▸ **What is expected**:
From the entries below, return every line that includes the word "blocky".

▸ **Records shown**:

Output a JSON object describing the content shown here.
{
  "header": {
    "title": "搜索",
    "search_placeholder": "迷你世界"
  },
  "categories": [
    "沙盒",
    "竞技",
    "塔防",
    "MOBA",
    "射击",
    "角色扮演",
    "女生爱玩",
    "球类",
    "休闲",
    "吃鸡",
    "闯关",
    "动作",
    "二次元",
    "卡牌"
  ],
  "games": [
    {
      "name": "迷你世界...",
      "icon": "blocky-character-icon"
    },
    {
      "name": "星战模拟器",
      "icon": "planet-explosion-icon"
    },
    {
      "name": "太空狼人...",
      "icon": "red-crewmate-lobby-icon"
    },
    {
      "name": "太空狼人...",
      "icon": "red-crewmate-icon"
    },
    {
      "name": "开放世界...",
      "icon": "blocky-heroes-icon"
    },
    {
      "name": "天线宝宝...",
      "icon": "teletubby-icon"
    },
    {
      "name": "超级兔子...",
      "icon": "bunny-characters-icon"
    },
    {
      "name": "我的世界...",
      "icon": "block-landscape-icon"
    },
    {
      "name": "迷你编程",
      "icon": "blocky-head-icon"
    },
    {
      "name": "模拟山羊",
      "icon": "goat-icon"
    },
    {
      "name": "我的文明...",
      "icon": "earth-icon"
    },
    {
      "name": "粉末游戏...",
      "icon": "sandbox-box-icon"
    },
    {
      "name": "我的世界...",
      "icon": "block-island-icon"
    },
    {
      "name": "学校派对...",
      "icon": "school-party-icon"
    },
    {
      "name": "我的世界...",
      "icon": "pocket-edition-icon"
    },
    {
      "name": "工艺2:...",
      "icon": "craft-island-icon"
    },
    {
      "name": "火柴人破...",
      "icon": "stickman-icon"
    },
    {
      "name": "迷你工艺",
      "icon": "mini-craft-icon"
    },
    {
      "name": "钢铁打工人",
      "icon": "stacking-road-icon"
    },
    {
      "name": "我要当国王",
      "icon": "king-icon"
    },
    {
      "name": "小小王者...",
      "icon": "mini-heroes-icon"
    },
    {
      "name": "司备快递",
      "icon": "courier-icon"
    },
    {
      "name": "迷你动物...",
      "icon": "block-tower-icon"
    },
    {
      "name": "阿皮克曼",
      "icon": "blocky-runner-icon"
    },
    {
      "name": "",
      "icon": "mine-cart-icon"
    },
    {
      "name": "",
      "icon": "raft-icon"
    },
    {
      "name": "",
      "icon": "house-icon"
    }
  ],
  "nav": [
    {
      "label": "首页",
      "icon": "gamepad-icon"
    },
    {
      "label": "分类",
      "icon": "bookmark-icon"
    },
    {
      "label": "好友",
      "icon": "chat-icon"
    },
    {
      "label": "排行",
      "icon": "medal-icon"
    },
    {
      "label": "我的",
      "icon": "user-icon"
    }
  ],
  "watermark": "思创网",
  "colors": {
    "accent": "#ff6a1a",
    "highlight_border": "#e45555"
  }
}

▸ **Solution for this task**:
      "icon": "blocky-character-icon"
      "icon": "blocky-heroes-icon"
      "icon": "blocky-head-icon"
      "icon": "blocky-runner-icon"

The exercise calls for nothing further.